6. "Fire hydrant" Leg Raises

I originally did the first step of this exercise for years but my physiotherapist recently recommended that I extend my leg back afterward as well (as pictured). She recommended this to help my hip pain associated with my muscle atrophy in my right leg.

Image Source: Women's Health Magazine

7. Donkey Kicks

Make sure your you don't let your back collapse during this one! Don't compromise your form, even if that means you can't lift your leg back very far.

Image source: Popusugar

8. Wall Exercises

I personally exercises #1, #3, and #5 below. #1 works as an alternative to squats. #3 I do but I make sure I have one hand behind my neck for support. When you have POTS it's essential that you SLOWLY get up from any position like this. When you're lying down and your legs are up straight against the wall, most people with POTS feel optimal as they are receiving adequate blood flow to the head. However, if we immediately stand up then all the blood rushes from our head to pool in our legs and abdomen (where it usually does with POTS) and leaves us in a worse position than before we started. Lying down flat with our legs straight up against the wall, without doing any exercises, can be a great temporary relief from blood pooling. However, I always make sure to then lie flat for a couple minutes, then transfer to a sitting position, and then after a couple minutes finally stand up.

Image Source: Prevention.com

9. Alternating Superwoman Leg Kicks

Image Source: Popsugar

10. Inner Thigh Leg Exercise

Image Source: Shape.com

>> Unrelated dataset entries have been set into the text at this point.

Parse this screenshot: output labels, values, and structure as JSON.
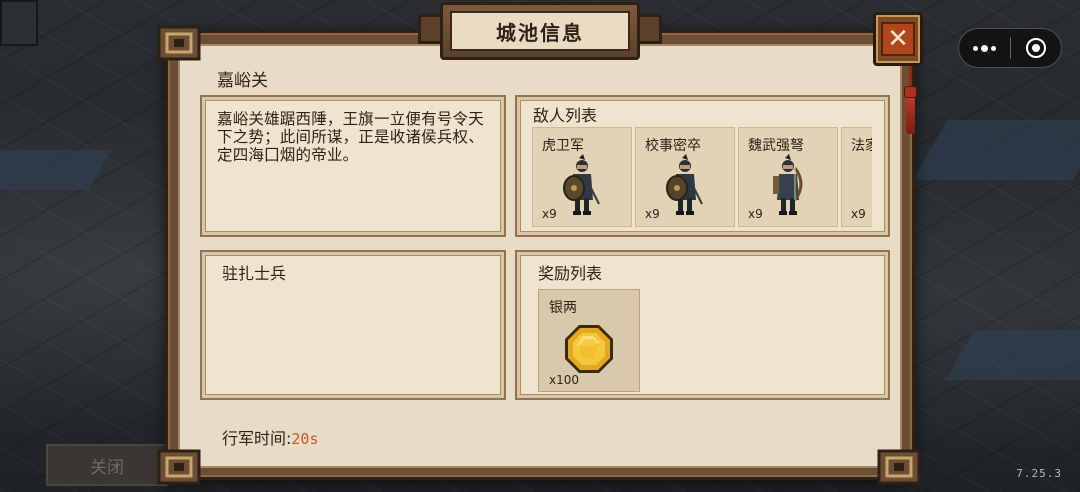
{
  "map": {
    "labels": [
      "",
      "",
      "",
      "",
      ""
    ],
    "close_button": "关闭",
    "version": "7.25.3"
  },
  "dialog": {
    "title": "城池信息",
    "close_icon": "close-x-icon",
    "city_name": "嘉峪关",
    "description": "嘉峪关雄踞西陲，王旗一立便有号令天下之势；此间所谋，正是收诸侯兵权、定四海囗烟的帝业。",
    "enemies": {
      "title": "敌人列表",
      "items": [
        {
          "name": "虎卫军",
          "count": "x9",
          "icon": "shield-soldier-icon"
        },
        {
          "name": "校事密卒",
          "count": "x9",
          "icon": "shield-soldier-icon"
        },
        {
          "name": "魏武强弩",
          "count": "x9",
          "icon": "crossbow-soldier-icon"
        },
        {
          "name": "法家",
          "count": "x9",
          "icon": "soldier-icon"
        }
      ]
    },
    "garrison": {
      "title": "驻扎士兵"
    },
    "rewards": {
      "title": "奖励列表",
      "items": [
        {
          "name": "银两",
          "count": "x100",
          "icon": "silver-coin-icon"
        }
      ]
    },
    "march": {
      "label": "行军时间:",
      "value": "20s"
    }
  },
  "colors": {
    "accent": "#d2552f",
    "panel": "#efe4cd",
    "frame": "#6b4e33",
    "close": "#b0461d"
  }
}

Exercises Done Sitting Down

11. Seated Calf Raises

Cardiac Rehab introduced me to this exercise and it's one of my favourites. I personally use one weight on each knee or one weigh on one knee and alternate back and forth.

Image Source: Top.me

12. Chair Ab Exercise

Image source: Transform Fitspo

13. Seated Punches

Image source: Prevention.com

14. Seated Bicep Curls

Image Source: ACE Fitness

15. Seated Hip Squeezes

I personally do this with a weight in between my legs instead of a pillow.

Image Source: Prevention.com

16. Seated Tricep Curls

Image source: Spark People

17. Single-Leg Seated Leg Raises

Image Source: Skimble

18. Extended Single-Leg Seated Raises

Exercises Done Standing

19. Calf Raises

Image Source: Top.me

20. Resistance Band Bicep Curls

Image Source: Popsugar

21. Countertop Leg Raises

Image Source: Woman's Day

22. Countertop Pushups

Image Source: Woman's Day

Here are the strength exercises that I did through my cardiac rehab program. I did almost all of them sitting down when possible.

Thanks for reading! What kind of exercises have helped you? I'd love to hear from you in the comment section below!

Featured Posts
Recent Posts
Search By Tags

connect with me

© 2020-2022 stronger than pots

The information on this site is not intended or implied to be a substitute for professional medical advice, diagnosis or treatment. Stronger Than Pots makes no representation and assumes no responsibility for the accuracy of information contained on or available through this web site, and such information is subject to change without notice. 

This site was designed with the
website builder. Create your website today.
Start Now